WORKSHOP ON HARVESTED WOOD PRODUCTS IN THE CONTEXT OF CLIMATE CHANGE POLICIES: This workshop will be held from 9-10 September 2008, in Geneva, Switzerland. Organized by the UN Economic Commission for Europe (ECE), Ministerial Conference on the Protection of Forests in Europe (MCPFE) and the Government of Switzerland, the event will aim to: provide information on carbon storage and the substitution effects of harvested wood products (HWP); present core principles of HWP accounting and national experiences; and consider the opportunities and impacts of HWP accounting for different stakeholders. Outcomes of the workshop will be presented at several subsequent events, including UNFCCC COP 14 in Poznan, Poland, in December 2008. For more information, contact: Sebastian Hetsch, UNECE/FAO Timber Section; tel: +41-22-917-4170; fax: +41-22-917-0041; e-mail: email@example.com; internet: http://www.unece.org/trade/timber/workshops/2008/hwp/

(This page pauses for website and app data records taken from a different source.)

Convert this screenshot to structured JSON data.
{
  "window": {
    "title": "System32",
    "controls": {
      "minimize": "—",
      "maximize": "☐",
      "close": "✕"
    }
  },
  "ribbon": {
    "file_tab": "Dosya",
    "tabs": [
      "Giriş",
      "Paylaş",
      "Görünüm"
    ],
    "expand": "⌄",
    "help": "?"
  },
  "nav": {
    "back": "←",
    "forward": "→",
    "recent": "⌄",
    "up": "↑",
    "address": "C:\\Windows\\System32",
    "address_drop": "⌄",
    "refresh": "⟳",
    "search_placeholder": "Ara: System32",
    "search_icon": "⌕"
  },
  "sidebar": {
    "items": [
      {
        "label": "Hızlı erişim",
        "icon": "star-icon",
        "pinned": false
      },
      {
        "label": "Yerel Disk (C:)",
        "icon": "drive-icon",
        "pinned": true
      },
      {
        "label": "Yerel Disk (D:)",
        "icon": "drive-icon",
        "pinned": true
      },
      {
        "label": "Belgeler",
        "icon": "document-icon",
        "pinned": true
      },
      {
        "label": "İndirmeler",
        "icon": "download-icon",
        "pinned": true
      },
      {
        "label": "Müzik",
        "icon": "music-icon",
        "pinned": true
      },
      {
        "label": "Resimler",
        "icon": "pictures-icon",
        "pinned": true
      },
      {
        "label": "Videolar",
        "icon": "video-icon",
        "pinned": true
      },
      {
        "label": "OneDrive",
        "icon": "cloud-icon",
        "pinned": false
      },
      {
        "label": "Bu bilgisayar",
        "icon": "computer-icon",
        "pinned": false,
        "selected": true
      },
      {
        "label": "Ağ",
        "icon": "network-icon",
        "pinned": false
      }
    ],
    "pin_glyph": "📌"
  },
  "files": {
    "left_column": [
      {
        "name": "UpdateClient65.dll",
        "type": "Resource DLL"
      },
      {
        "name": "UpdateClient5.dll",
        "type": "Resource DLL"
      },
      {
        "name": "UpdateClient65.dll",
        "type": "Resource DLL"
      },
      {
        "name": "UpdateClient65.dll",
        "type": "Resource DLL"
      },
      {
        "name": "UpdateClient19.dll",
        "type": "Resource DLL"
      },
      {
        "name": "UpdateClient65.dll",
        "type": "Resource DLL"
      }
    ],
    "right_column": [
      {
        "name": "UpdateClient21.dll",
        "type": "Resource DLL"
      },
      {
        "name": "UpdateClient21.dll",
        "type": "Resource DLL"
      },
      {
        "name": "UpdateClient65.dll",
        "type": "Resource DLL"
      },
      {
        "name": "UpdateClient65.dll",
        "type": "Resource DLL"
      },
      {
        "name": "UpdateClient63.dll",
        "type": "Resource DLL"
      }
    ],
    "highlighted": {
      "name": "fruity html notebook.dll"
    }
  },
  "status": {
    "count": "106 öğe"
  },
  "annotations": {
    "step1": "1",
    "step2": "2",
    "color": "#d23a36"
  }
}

TWENTIETH MEETING OF THE PARTIES TO THE MONTREAL PROTOCOL (MOP-20): This meeting is scheduled to take place from 16-20 November 2008, in Doha, Qatar, in conjunction with the eighth Conference of the Parties to the Vienna Convention. For more information, contact: Ozone Secretariat; tel: +254-20-762-3850/1; fax: +254-20-762-4691; e-mail: firstname.lastname@example.org; internet: http://www.unep.org/ozone/
FOURTEENTH CONFERENCE OF THE PARTIES TO THE UNFCCC (COP 14) AND FOURTH MEETING OF THE PARTIES TO THE KYOTO PROTOCOL (COP/MOP 4): UNFCCC COP 14 and Kyoto Protocol COP/MOP 4 are scheduled to take place from 1-12 December 2008 in Poznan, Poland. These meetings will coincide with the 29th meetings of the UNFCCC’s subsidiary bodies and the fourth meeting of the Ad Hoc Working Group on Long-Term Cooperative Action (AWG-LCA) and resumed sixth session of the AWG on Further Commitments for Annex I Parties under the Protocol (AWG-KP). For more information, contact: UNFCCC Secretariat; tel: +49-228-815-1000; fax: +49-228-815-1999; e-mail: email@example.com; internet: http://unfccc.int